→ **INSTRUCTIONS TO FOLLOW**: Determine how many lines of the entries include the word "background", and report that number with no further text.

:: TASK INPUTS ::

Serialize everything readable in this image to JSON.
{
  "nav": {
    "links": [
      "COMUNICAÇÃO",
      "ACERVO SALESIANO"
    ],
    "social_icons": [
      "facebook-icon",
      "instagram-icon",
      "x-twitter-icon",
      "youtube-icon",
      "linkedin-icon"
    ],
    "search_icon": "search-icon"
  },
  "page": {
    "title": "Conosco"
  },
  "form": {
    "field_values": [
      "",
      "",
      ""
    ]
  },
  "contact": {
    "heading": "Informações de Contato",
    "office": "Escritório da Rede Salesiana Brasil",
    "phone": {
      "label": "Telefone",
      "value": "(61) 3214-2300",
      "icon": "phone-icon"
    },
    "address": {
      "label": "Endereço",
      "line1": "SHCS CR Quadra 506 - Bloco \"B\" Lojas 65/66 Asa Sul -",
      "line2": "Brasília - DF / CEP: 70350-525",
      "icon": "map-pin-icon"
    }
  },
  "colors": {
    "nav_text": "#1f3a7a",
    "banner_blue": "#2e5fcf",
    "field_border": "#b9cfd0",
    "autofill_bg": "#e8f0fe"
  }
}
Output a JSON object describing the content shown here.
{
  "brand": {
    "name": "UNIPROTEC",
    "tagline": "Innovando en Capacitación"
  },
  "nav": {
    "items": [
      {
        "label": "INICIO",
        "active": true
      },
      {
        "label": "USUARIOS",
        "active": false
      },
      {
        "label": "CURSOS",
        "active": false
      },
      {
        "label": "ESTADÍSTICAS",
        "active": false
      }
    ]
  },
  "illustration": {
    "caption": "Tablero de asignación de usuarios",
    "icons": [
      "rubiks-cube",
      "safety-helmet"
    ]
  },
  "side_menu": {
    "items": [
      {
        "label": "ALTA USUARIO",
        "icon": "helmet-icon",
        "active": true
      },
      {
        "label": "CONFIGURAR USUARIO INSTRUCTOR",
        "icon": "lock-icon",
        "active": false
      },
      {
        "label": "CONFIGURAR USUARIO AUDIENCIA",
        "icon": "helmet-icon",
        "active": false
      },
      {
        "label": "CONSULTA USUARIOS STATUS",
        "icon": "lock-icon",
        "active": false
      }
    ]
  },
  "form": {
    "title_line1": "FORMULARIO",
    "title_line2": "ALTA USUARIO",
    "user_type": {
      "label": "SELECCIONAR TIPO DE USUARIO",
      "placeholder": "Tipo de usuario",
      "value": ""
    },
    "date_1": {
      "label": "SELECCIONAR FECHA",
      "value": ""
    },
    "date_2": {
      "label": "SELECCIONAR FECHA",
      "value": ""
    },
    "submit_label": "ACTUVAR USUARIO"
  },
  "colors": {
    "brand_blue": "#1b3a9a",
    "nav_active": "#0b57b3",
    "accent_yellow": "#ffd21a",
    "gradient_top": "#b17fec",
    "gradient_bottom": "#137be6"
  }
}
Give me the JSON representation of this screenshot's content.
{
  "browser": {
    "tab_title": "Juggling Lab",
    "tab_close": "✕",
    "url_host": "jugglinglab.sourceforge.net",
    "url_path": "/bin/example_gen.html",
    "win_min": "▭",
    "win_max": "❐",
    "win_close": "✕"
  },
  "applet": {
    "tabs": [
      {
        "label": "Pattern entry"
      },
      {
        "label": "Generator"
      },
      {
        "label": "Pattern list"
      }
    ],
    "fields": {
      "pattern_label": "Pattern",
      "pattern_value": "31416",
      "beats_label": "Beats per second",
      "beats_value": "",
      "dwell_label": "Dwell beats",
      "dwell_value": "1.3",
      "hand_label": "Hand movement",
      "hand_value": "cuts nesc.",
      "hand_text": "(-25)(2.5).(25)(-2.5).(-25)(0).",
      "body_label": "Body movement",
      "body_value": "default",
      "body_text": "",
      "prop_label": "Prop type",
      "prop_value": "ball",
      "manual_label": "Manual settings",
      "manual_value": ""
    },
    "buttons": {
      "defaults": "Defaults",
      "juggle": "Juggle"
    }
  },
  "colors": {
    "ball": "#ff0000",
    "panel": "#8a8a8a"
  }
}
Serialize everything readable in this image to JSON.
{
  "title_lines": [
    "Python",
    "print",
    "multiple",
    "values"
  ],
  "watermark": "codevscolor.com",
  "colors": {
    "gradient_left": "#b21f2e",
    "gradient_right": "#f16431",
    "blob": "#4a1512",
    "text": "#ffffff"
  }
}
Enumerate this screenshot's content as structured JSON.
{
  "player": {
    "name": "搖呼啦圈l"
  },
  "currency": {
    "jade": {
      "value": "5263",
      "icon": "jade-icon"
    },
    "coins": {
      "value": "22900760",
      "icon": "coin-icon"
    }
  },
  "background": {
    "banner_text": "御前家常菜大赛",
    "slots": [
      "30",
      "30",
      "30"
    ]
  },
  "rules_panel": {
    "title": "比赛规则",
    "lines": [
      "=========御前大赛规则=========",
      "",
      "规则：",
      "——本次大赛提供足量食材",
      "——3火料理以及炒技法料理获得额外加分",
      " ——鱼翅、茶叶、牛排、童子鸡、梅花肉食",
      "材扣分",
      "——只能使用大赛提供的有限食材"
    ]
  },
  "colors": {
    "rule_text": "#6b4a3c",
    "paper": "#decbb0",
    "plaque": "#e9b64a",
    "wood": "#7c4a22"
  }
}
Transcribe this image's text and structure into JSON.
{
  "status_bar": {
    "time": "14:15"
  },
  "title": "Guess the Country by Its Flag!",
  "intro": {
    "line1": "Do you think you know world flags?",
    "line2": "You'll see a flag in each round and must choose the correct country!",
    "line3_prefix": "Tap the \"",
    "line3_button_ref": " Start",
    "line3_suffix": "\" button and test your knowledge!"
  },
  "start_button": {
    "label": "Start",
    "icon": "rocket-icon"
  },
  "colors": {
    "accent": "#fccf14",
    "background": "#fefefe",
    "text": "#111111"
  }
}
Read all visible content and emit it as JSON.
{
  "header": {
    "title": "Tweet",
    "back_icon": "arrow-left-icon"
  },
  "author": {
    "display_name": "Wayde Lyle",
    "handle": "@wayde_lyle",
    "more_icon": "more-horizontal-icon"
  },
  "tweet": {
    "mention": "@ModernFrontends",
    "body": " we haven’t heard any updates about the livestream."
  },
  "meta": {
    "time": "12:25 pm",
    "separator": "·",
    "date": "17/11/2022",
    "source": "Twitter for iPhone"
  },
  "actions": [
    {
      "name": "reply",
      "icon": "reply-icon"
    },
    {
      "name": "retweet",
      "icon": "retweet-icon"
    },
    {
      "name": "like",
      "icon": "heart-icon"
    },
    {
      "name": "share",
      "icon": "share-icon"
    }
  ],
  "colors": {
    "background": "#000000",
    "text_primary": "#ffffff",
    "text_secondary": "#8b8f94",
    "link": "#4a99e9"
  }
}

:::

→ **TASK ANSWER**: 3